_About this task:_ Print each entry below precisely as shown.

(Beginning of Given data)

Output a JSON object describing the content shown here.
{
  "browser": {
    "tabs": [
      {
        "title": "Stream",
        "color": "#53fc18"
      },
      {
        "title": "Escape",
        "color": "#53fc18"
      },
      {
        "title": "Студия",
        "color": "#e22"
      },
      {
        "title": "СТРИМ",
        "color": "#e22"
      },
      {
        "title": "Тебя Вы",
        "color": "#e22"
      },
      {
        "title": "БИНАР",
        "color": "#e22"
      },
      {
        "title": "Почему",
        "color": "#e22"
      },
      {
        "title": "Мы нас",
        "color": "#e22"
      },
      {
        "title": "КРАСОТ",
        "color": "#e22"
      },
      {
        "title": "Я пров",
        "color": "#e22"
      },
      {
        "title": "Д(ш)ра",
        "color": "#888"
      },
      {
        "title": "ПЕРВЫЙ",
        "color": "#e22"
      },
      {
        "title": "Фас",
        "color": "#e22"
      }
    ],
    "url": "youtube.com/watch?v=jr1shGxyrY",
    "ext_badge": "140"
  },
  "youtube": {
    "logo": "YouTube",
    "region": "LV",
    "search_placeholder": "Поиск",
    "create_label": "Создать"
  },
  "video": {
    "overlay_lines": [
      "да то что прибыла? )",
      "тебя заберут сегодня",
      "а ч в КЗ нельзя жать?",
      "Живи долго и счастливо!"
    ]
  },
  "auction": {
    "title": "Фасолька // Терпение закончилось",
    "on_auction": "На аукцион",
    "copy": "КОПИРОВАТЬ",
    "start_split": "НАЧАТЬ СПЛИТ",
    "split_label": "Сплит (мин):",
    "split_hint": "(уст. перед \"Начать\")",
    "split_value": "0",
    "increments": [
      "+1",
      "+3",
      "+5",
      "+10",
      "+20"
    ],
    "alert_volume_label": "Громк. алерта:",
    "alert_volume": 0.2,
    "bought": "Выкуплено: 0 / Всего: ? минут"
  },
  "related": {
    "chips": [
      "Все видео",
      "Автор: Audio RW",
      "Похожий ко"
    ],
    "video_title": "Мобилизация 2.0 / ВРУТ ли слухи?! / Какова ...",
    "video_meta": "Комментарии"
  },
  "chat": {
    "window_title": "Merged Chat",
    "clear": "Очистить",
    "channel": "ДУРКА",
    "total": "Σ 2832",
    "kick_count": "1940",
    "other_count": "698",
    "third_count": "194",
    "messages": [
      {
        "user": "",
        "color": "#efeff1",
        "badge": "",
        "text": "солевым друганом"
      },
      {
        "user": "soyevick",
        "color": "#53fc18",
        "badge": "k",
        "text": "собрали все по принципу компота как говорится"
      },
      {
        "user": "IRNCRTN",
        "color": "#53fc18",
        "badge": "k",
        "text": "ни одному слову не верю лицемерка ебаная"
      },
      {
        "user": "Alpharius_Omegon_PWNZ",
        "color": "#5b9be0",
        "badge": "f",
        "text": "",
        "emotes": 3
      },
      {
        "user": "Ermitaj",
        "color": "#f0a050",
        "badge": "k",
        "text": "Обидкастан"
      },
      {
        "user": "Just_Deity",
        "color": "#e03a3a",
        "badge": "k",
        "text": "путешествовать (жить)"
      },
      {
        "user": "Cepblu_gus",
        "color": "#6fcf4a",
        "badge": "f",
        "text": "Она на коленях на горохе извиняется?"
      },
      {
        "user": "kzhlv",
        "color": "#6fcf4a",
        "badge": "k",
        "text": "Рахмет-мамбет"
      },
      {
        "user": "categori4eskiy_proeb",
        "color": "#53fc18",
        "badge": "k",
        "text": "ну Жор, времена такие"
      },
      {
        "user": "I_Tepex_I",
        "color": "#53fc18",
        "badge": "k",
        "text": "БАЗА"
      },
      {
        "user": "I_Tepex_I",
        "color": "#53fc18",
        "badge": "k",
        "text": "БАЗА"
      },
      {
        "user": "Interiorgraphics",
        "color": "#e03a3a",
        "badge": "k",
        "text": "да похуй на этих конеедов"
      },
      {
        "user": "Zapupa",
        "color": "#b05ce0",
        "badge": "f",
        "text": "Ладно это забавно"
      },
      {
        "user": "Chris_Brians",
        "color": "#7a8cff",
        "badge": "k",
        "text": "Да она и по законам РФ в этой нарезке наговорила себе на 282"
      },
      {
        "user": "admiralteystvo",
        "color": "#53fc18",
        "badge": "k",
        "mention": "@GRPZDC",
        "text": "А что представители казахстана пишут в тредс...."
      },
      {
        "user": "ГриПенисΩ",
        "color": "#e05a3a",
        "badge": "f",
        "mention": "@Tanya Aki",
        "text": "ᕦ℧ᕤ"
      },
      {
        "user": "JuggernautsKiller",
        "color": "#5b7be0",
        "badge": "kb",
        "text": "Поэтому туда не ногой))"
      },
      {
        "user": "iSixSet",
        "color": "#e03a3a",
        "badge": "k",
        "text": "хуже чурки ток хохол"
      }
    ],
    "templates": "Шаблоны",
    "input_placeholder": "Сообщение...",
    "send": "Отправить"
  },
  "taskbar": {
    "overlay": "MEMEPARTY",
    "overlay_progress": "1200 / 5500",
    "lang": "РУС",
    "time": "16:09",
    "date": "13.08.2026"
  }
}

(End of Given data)

_Written answer:_
Output a JSON object describing the content shown here.
{
  "browser": {
    "tabs": [
      {
        "title": "Stream",
        "color": "#53fc18"
      },
      {
        "title": "Escape",
        "color": "#53fc18"
      },
      {
        "title": "Студия",
        "color": "#e22"
      },
      {
        "title": "СТРИМ",
        "color": "#e22"
      },
      {
        "title": "Тебя Вы",
        "color": "#e22"
      },
      {
        "title": "БИНАР",
        "color": "#e22"
      },
      {
        "title": "Почему",
        "color": "#e22"
      },
      {
        "title": "Мы нас",
        "color": "#e22"
      },
      {
        "title": "КРАСОТ",
        "color": "#e22"
      },
      {
        "title": "Я пров",
        "color": "#e22"
      },
      {
        "title": "Д(ш)ра",
        "color": "#888"
      },
      {
        "title": "ПЕРВЫЙ",
        "color": "#e22"
      },
      {
        "title": "Фас",
        "color": "#e22"
      }
    ],
    "url": "youtube.com/watch?v=jr1shGxyrY",
    "ext_badge": "140"
  },
  "youtube": {
    "logo": "YouTube",
    "region": "LV",
    "search_placeholder": "Поиск",
    "create_label": "Создать"
  },
  "video": {
    "overlay_lines": [
      "да то что прибыла? )",
      "тебя заберут сегодня",
      "а ч в КЗ нельзя жать?",
      "Живи долго и счастливо!"
    ]
  },
  "auction": {
    "title": "Фасолька // Терпение закончилось",
    "on_auction": "На аукцион",
    "copy": "КОПИРОВАТЬ",
    "start_split": "НАЧАТЬ СПЛИТ",
    "split_label": "Сплит (мин):",
    "split_hint": "(уст. перед \"Начать\")",
    "split_value": "0",
    "increments": [
      "+1",
      "+3",
      "+5",
      "+10",
      "+20"
    ],
    "alert_volume_label": "Громк. алерта:",
    "alert_volume": 0.2,
    "bought": "Выкуплено: 0 / Всего: ? минут"
  },
  "related": {
    "chips": [
      "Все видео",
      "Автор: Audio RW",
      "Похожий ко"
    ],
    "video_title": "Мобилизация 2.0 / ВРУТ ли слухи?! / Какова ...",
    "video_meta": "Комментарии"
  },
  "chat": {
    "window_title": "Merged Chat",
    "clear": "Очистить",
    "channel": "ДУРКА",
    "total": "Σ 2832",
    "kick_count": "1940",
    "other_count": "698",
    "third_count": "194",
    "messages": [
      {
        "user": "",
        "color": "#efeff1",
        "badge": "",
        "text": "солевым друганом"
      },
      {
        "user": "soyevick",
        "color": "#53fc18",
        "badge": "k",
        "text": "собрали все по принципу компота как говорится"
      },
      {
        "user": "IRNCRTN",
        "color": "#53fc18",
        "badge": "k",
        "text": "ни одному слову не верю лицемерка ебаная"
      },
      {
        "user": "Alpharius_Omegon_PWNZ",
        "color": "#5b9be0",
        "badge": "f",
        "text": "",
        "emotes": 3
      },
      {
        "user": "Ermitaj",
        "color": "#f0a050",
        "badge": "k",
        "text": "Обидкастан"
      },
      {
        "user": "Just_Deity",
        "color": "#e03a3a",
        "badge": "k",
        "text": "путешествовать (жить)"
      },
      {
        "user": "Cepblu_gus",
        "color": "#6fcf4a",
        "badge": "f",
        "text": "Она на коленях на горохе извиняется?"
      },
      {
        "user": "kzhlv",
        "color": "#6fcf4a",
        "badge": "k",
        "text": "Рахмет-мамбет"
      },
      {
        "user": "categori4eskiy_proeb",
        "color": "#53fc18",
        "badge": "k",
        "text": "ну Жор, времена такие"
      },
      {
        "user": "I_Tepex_I",
        "color": "#53fc18",
        "badge": "k",
        "text": "БАЗА"
      },
      {
        "user": "I_Tepex_I",
        "color": "#53fc18",
        "badge": "k",
        "text": "БАЗА"
      },
      {
        "user": "Interiorgraphics",
        "color": "#e03a3a",
        "badge": "k",
        "text": "да похуй на этих конеедов"
      },
      {
        "user": "Zapupa",
        "color": "#b05ce0",
        "badge": "f",
        "text": "Ладно это забавно"
      },
      {
        "user": "Chris_Brians",
        "color": "#7a8cff",
        "badge": "k",
        "text": "Да она и по законам РФ в этой нарезке наговорила себе на 282"
      },
      {
        "user": "admiralteystvo",
        "color": "#53fc18",
        "badge": "k",
        "mention": "@GRPZDC",
        "text": "А что представители казахстана пишут в тредс...."
      },
      {
        "user": "ГриПенисΩ",
        "color": "#e05a3a",
        "badge": "f",
        "mention": "@Tanya Aki",
        "text": "ᕦ℧ᕤ"
      },
      {
        "user": "JuggernautsKiller",
        "color": "#5b7be0",
        "badge": "kb",
        "text": "Поэтому туда не ногой))"
      },
      {
        "user": "iSixSet",
        "color": "#e03a3a",
        "badge": "k",
        "text": "хуже чурки ток хохол"
      }
    ],
    "templates": "Шаблоны",
    "input_placeholder": "Сообщение...",
    "send": "Отправить"
  },
  "taskbar": {
    "overlay": "MEMEPARTY",
    "overlay_progress": "1200 / 5500",
    "lang": "РУС",
    "time": "16:09",
    "date": "13.08.2026"
  }
}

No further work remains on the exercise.